There is no definitive information about its origins and ownership history. The roundel first burst on the scene in 2003 at a Christie’s auction in London. Appraisers discovered it, unpublished and unrecognized, in an estate belonging to the heirs of George Treby III, a lawyer and MP in the first half of the 18th century. Treby was an avid collector of art and antiquities and is known to have Grand Toured in Rome in 1746. There is no documentation of his acquisition of the roundel, but given that his descendants had it for centuries, he is almost certainly the source.

The 2003 sellers had no idea it was a Renaissance piece. They assumed it was of relatively late manufacture. Christie’s experts recognized it as having been made in the late 15th century for the Gonzaga court in Mantua, Italy. There are no other versions of it known to exist, nor any roundels of this size crafted by this hand. The only cognate is a plaster relief from the Bardini Collection in Florence, and its attribution is uncertain.

Christie’s leading candidate for the master craftsman who made the roundel was Gian Marco Cavalli, known from the documentary record as having made bronzes for the Gonzaga family, but there are no works firmly attributed to him. His details fit the bill, though. He was a goldsmith, he did a commission of four silver roundels with the signs of the zodiac for the Gonzaga. His last name may even appear on the roundel in disguise. “Cavalli” means horses, and he called himself “Cavallino” in one letter, so that disproportionately large rearing horse on the helmet Vulcan is hammering out may be a sort of secret signature.

Even with an unknown maker, the roundel roused enormous interest at the 2003 auction. The Met was an active bidder, but ultimately lost out to a private collector who bought it for £6.9 million, setting a new world record for a Renaissance bronze. The buyer’s family sold the roundel to a UK art dealer in 2019 for an undisclosed amount. The dealer gave the Met a second bite at the apple, and this time money was evidently no object because the museum dropped £17 million plus £3.4 million VAT) to buy the bronze, contingent on the granting of an export license.

The UK Ministry of Culture imposed a temporary export ban to give a British institution a chance to acquire the piece for the purchase price including VAT. When nobody could be found with such deep pockets by the end of 2021, the UK granted the export license.

“The bronze roundel is an absolute masterpiece, standing apart for its historical significance, artistic virtuosity, and unique composition,” said Max Hollein, the Museum’s Marina Kellen French Director. “It is a truly transformational acquisition for The Met’s collection of Italian Renaissance sculpture.

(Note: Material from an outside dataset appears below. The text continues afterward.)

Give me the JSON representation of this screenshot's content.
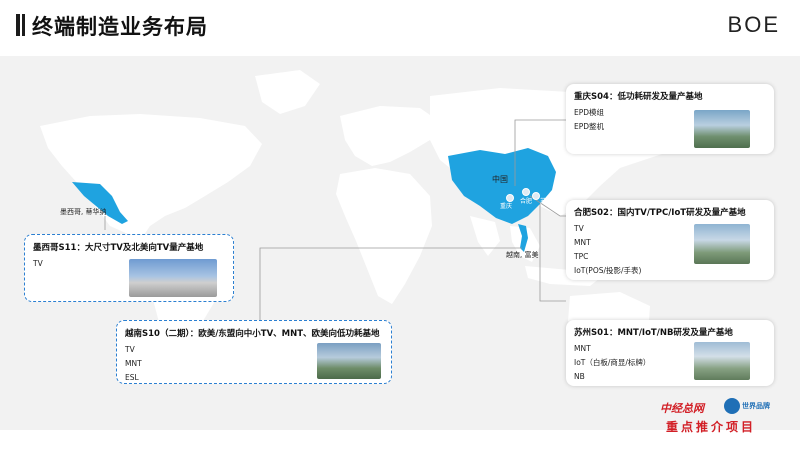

We look forward to further studying and displaying this magnificent work, one that establishes Cavalli as one of the ingenious creators of the Gonzaga court style.”

Cavalli (born about 1454, died after 1508) collaborated for over 30 years with Andrea Mantegna (1430/31–1506), the principal painter to the Gonzaga court in Mantua, and with Antico (ca. 1460–1528), the Gonzaga family’s principal sculptor. Yet the attribution of works to Cavalli remained challenging until the discovery of the roundel in a British country house in 2003. The roundel may have been made for Isabella d’Este, Marchioness of Mantua (1474–1539), the most important woman patron of the Italian Renaissance.

Dr. Sarah E. Lawrence, the Iris and B. Gerald Cantor Curator in Charge of European Sculpture and Decorative Arts, stated, “While The Met is rich in paintings and prints by Mantegna, and holds the largest collection of Antico’s gilt and silvered bronze sculptures outside Europe, there was no equivalent example in bronze relief in our collection. With this exciting acquisition, The Met is now one of the only museums in the world that can illustrate the fundamental collaboration between Mantegna, Antico, and Cavalli under the patronage of Isabella d’Este.” Denise Allen, Curator in the Department of European Sculpture and Decorative Arts, added: “The Mantuan roundel’s sumptuous gilding, meticulously inlaid silvering, and masterfully varied chasing identify the roundel as a masterpiece in which Cavalli expressed his superlative abilities as a goldsmith and sculptor.”